##### Records supplied
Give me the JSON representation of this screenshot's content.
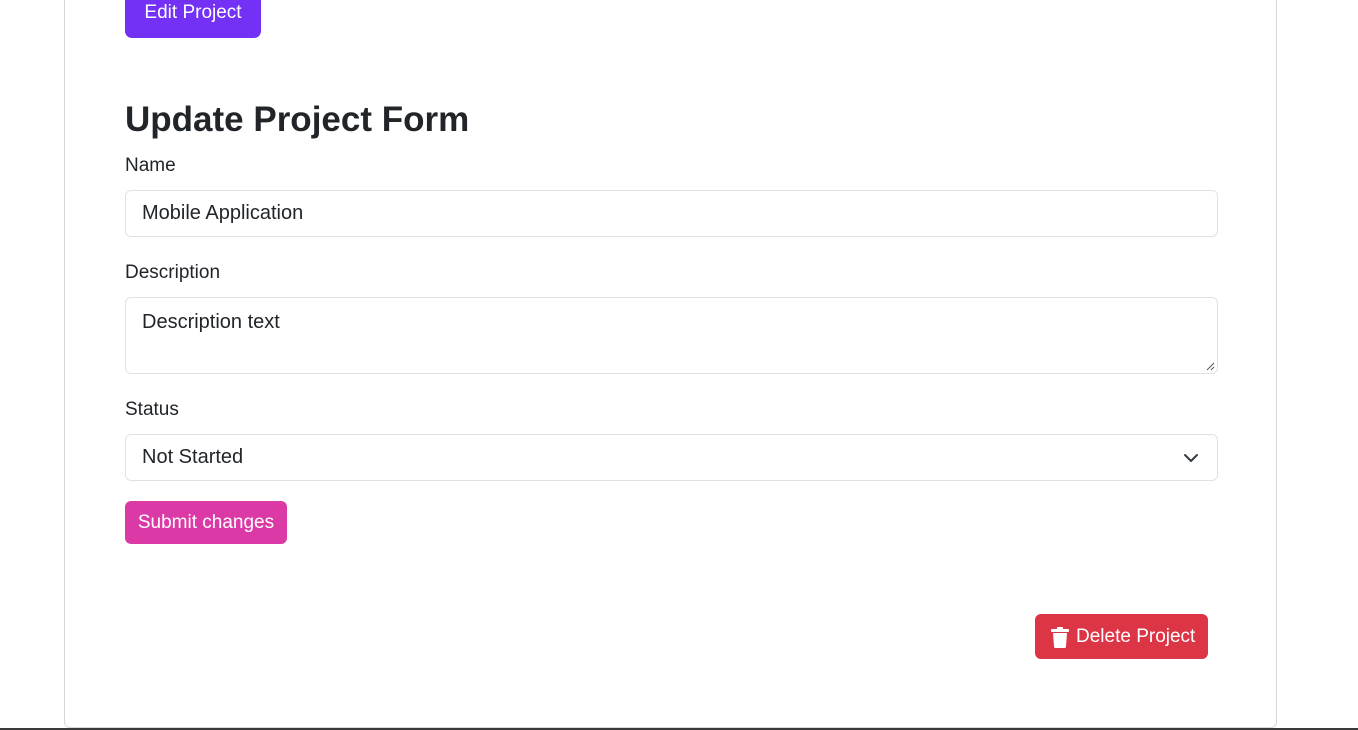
{
  "header": {
    "edit_button_label": "Edit Project"
  },
  "form": {
    "title": "Update Project Form",
    "name": {
      "label": "Name",
      "value": "Mobile Application"
    },
    "description": {
      "label": "Description",
      "value": "Description text"
    },
    "status": {
      "label": "Status",
      "selected": "Not Started"
    },
    "submit_label": "Submit changes"
  },
  "actions": {
    "delete_label": "Delete Project",
    "delete_icon": "trash-icon"
  },
  "colors": {
    "edit_button": "#7231f5",
    "submit_button": "#db3aa6",
    "delete_button": "#dc3545"
  }
}
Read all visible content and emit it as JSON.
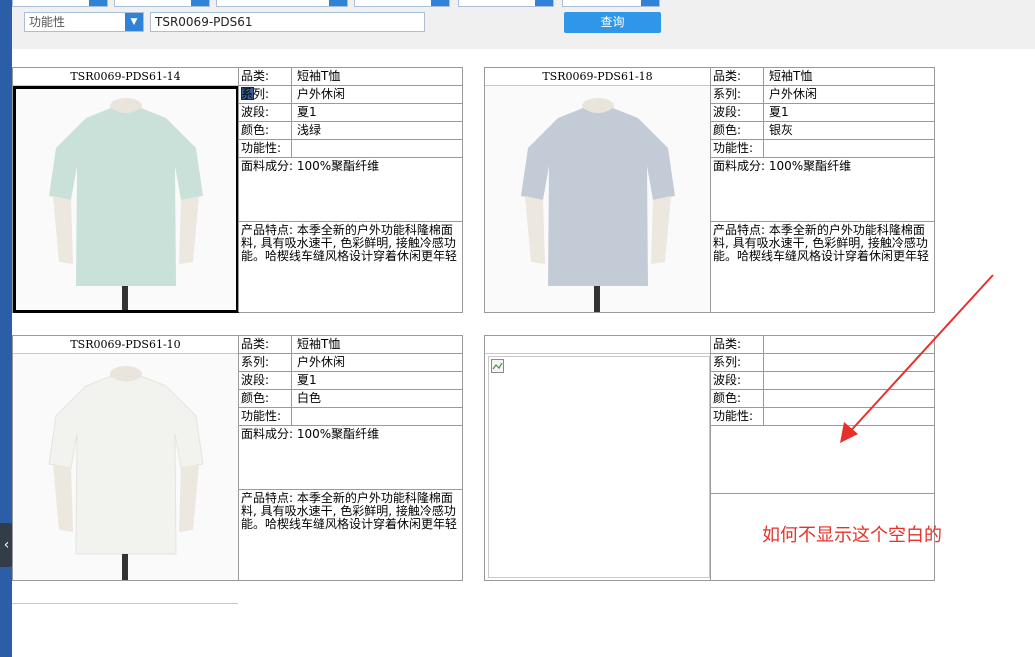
{
  "filters": {
    "functionality_label": "功能性",
    "search_value": "TSR0069-PDS61",
    "query_button": "查询"
  },
  "labels": {
    "category": "品类:",
    "series": "系列:",
    "wave": "波段:",
    "color": "颜色:",
    "functionality": "功能性:"
  },
  "products": [
    {
      "code": "TSR0069-PDS61-14",
      "category": "短袖T恤",
      "series": "户外休闲",
      "wave": "夏1",
      "color": "浅绿",
      "functionality": "",
      "fabric": "面料成分: 100%聚酯纤维",
      "feature": "产品特点: 本季全新的户外功能科隆棉面料, 具有吸水速干, 色彩鲜明, 接触冷感功能。哈楔线车缝风格设计穿着休闲更年轻",
      "shirt_color": "#c9e1d9"
    },
    {
      "code": "TSR0069-PDS61-18",
      "category": "短袖T恤",
      "series": "户外休闲",
      "wave": "夏1",
      "color": "银灰",
      "functionality": "",
      "fabric": "面料成分: 100%聚酯纤维",
      "feature": "产品特点: 本季全新的户外功能科隆棉面料, 具有吸水速干, 色彩鲜明, 接触冷感功能。哈楔线车缝风格设计穿着休闲更年轻",
      "shirt_color": "#c3ccd6"
    },
    {
      "code": "TSR0069-PDS61-10",
      "category": "短袖T恤",
      "series": "户外休闲",
      "wave": "夏1",
      "color": "白色",
      "functionality": "",
      "fabric": "面料成分: 100%聚酯纤维",
      "feature": "产品特点: 本季全新的户外功能科隆棉面料, 具有吸水速干, 色彩鲜明, 接触冷感功能。哈楔线车缝风格设计穿着休闲更年轻",
      "shirt_color": "#f2f2ee"
    }
  ],
  "annotation": "如何不显示这个空白的"
}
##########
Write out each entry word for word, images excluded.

Give me the JSON representation of this screenshot's content.
{
  "header": {
    "edit_button_label": "Edit Project"
  },
  "form": {
    "title": "Update Project Form",
    "name": {
      "label": "Name",
      "value": "Mobile Application"
    },
    "description": {
      "label": "Description",
      "value": "Description text"
    },
    "status": {
      "label": "Status",
      "selected": "Not Started"
    },
    "submit_label": "Submit changes"
  },
  "actions": {
    "delete_label": "Delete Project",
    "delete_icon": "trash-icon"
  },
  "colors": {
    "edit_button": "#7231f5",
    "submit_button": "#db3aa6",
    "delete_button": "#dc3545"
  }
}
Read all visible content and emit it as JSON.
{
  "filters": {
    "functionality_label": "功能性",
    "search_value": "TSR0069-PDS61",
    "query_button": "查询"
  },
  "labels": {
    "category": "品类:",
    "series": "系列:",
    "wave": "波段:",
    "color": "颜色:",
    "functionality": "功能性:"
  },
  "products": [
    {
      "code": "TSR0069-PDS61-14",
      "category": "短袖T恤",
      "series": "户外休闲",
      "wave": "夏1",
      "color": "浅绿",
      "functionality": "",
      "fabric": "面料成分: 100%聚酯纤维",
      "feature": "产品特点: 本季全新的户外功能科隆棉面料, 具有吸水速干, 色彩鲜明, 接触冷感功能。哈楔线车缝风格设计穿着休闲更年轻",
      "shirt_color": "#c9e1d9"
    },
    {
      "code": "TSR0069-PDS61-18",
      "category": "短袖T恤",
      "series": "户外休闲",
      "wave": "夏1",
      "color": "银灰",
      "functionality": "",
      "fabric": "面料成分: 100%聚酯纤维",
      "feature": "产品特点: 本季全新的户外功能科隆棉面料, 具有吸水速干, 色彩鲜明, 接触冷感功能。哈楔线车缝风格设计穿着休闲更年轻",
      "shirt_color": "#c3ccd6"
    },
    {
      "code": "TSR0069-PDS61-10",
      "category": "短袖T恤",
      "series": "户外休闲",
      "wave": "夏1",
      "color": "白色",
      "functionality": "",
      "fabric": "面料成分: 100%聚酯纤维",
      "feature": "产品特点: 本季全新的户外功能科隆棉面料, 具有吸水速干, 色彩鲜明, 接触冷感功能。哈楔线车缝风格设计穿着休闲更年轻",
      "shirt_color": "#f2f2ee"
    }
  ],
  "annotation": "如何不显示这个空白的"
}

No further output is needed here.